The idea of using decorative lampshades to separate and define the teams was prompted during a discussion about lighting between Momentum Events and office designers Four-by-Two.
“Each department has its own style of lampshade with its name on and an image to represent what it does,” explains Fiona Sutton, managing director of Momentum Events. “For example, lampshades printed with green lightbulbs indicate ‘planning and research’, so it just means that when anyone walks into that area, they know where they are.”
Although the office is bursting with creative ideas and a sense of fun, Momentum Events and Four-by-Two still found ways to address the practical problems inherent in any office design.
According to Bob Thwaites, director of Four-by-Two, the new colour scheme has helped lift the atmosphere. “Previously, the walls were mid-tone and the lighting uniform, so there was no drama,” he explains. “We beefed up the lighting and introduced a two-tone mushroom colour to the walls, a dark-brown carpet and white desks to add crispness and contrast.”
The smaller desks and revised layout have created much-needed desk space, and a more interactive working environment. The chief executive and controller sit with staff on the open-plan floor in informal lounge areas; directors are seated so that they can see their teams, and colleagues are positioned so they can talk to one another easily.

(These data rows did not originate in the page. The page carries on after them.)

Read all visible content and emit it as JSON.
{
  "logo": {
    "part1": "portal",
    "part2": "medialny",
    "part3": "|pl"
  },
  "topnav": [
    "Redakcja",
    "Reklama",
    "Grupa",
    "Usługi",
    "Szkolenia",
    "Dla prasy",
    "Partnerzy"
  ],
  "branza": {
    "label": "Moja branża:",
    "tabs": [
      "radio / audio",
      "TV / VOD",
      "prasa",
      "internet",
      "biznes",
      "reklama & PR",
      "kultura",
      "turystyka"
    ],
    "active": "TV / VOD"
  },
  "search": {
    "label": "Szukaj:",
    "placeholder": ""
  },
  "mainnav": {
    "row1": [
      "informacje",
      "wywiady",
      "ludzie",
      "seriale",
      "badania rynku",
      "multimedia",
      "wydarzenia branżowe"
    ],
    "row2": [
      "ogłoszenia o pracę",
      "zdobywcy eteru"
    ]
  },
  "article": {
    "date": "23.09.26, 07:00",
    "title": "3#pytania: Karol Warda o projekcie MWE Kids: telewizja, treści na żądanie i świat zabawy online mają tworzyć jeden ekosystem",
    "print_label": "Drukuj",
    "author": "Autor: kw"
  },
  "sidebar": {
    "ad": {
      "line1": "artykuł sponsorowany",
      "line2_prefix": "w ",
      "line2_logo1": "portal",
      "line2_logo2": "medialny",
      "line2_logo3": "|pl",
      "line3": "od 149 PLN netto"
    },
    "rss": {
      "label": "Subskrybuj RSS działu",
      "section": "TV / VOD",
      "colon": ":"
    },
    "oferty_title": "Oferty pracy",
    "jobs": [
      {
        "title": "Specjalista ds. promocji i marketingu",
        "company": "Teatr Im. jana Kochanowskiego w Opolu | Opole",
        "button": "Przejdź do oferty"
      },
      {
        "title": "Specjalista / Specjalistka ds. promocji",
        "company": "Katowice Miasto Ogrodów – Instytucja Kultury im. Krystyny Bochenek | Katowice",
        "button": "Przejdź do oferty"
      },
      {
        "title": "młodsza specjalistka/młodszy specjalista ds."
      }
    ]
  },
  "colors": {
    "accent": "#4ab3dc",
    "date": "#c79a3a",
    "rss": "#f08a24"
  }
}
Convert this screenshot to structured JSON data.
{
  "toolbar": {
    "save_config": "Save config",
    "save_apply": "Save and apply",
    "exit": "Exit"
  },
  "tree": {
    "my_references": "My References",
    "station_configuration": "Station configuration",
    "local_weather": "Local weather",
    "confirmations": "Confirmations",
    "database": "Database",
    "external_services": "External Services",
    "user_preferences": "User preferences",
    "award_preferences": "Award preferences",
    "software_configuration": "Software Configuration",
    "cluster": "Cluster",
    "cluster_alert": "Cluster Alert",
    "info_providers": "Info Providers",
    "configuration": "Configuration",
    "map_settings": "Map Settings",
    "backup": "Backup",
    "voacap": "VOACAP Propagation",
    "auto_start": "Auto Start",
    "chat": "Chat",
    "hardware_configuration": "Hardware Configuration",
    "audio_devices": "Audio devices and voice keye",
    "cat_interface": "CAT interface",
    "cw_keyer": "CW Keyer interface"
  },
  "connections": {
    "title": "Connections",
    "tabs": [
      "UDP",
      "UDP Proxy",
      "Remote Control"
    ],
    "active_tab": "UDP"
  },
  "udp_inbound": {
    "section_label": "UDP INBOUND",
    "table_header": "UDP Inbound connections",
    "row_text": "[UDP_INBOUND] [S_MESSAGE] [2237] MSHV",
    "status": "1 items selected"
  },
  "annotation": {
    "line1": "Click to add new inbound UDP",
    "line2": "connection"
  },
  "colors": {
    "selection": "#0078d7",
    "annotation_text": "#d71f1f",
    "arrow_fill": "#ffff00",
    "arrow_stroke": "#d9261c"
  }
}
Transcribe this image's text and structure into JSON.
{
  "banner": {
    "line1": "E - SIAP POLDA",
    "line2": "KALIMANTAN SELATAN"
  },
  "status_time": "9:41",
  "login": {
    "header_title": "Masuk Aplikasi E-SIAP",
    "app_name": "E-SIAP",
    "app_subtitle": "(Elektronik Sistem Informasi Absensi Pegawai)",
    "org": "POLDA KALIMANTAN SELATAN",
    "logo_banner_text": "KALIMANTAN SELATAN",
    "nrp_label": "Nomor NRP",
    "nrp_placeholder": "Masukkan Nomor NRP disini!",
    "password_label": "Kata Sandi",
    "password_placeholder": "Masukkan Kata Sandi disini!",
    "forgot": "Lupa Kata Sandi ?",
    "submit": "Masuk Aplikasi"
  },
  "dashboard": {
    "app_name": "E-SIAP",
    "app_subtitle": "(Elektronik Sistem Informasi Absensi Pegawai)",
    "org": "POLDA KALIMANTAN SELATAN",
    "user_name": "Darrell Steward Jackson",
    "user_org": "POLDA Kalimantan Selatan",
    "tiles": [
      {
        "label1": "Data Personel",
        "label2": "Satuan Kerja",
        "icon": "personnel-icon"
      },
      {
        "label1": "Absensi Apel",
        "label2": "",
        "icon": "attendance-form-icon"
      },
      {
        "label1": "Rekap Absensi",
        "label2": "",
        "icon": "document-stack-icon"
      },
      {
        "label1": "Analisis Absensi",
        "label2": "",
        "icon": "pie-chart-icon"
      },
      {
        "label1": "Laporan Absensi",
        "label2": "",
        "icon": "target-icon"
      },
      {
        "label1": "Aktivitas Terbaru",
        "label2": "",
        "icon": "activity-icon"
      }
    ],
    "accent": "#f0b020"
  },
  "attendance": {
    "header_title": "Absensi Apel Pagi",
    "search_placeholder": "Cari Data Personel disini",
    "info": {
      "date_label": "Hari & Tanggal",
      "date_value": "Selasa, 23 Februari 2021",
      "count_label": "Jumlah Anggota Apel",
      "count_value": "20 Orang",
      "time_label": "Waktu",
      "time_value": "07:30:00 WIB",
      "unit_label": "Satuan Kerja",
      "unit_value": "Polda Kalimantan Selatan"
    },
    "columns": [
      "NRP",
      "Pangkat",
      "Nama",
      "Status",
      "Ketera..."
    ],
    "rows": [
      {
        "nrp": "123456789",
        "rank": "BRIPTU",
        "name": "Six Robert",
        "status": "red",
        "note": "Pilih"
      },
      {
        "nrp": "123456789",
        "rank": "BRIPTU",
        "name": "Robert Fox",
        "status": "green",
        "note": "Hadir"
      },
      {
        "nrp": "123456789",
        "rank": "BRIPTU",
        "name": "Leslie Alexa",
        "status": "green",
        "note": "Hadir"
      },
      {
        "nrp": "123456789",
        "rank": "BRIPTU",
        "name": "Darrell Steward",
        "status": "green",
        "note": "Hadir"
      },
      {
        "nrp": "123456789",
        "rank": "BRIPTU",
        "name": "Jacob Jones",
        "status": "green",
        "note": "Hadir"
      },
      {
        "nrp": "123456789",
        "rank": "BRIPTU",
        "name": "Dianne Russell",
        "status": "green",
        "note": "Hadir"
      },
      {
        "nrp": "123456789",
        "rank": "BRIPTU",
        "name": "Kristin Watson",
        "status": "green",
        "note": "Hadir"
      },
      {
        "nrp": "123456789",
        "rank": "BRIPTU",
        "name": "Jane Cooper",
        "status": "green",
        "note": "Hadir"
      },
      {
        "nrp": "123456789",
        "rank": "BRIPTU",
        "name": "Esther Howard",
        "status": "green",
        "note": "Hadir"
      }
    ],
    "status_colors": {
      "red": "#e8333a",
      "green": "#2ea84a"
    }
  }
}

There are also more meeting points now: the “comfy area” doubles as space for the weekly company meeting; breakout areas are used for smaller less formal gatherings; and the lounge areas can also be used when the chief executive and controller are out.
The office is an enviable place in which to work and has injected a renewed sense of pride and enthusiasm into the staff, claims Hine. But it doesn’t end here.
“We don’t plan to stand still,” he adds. “The office will gradually evolve as our brands evolve. This will be particularly obvious in the meeting rooms because it didn’t cost us a lot of money to make them look really inspiring, yet they have made a big difference to how staff and clients feel about coming here.”
An office that feels as if you are channel-hopping every time you turn a corner? Certainly, no one at UKTV can ever complain that they’ve got nothing on.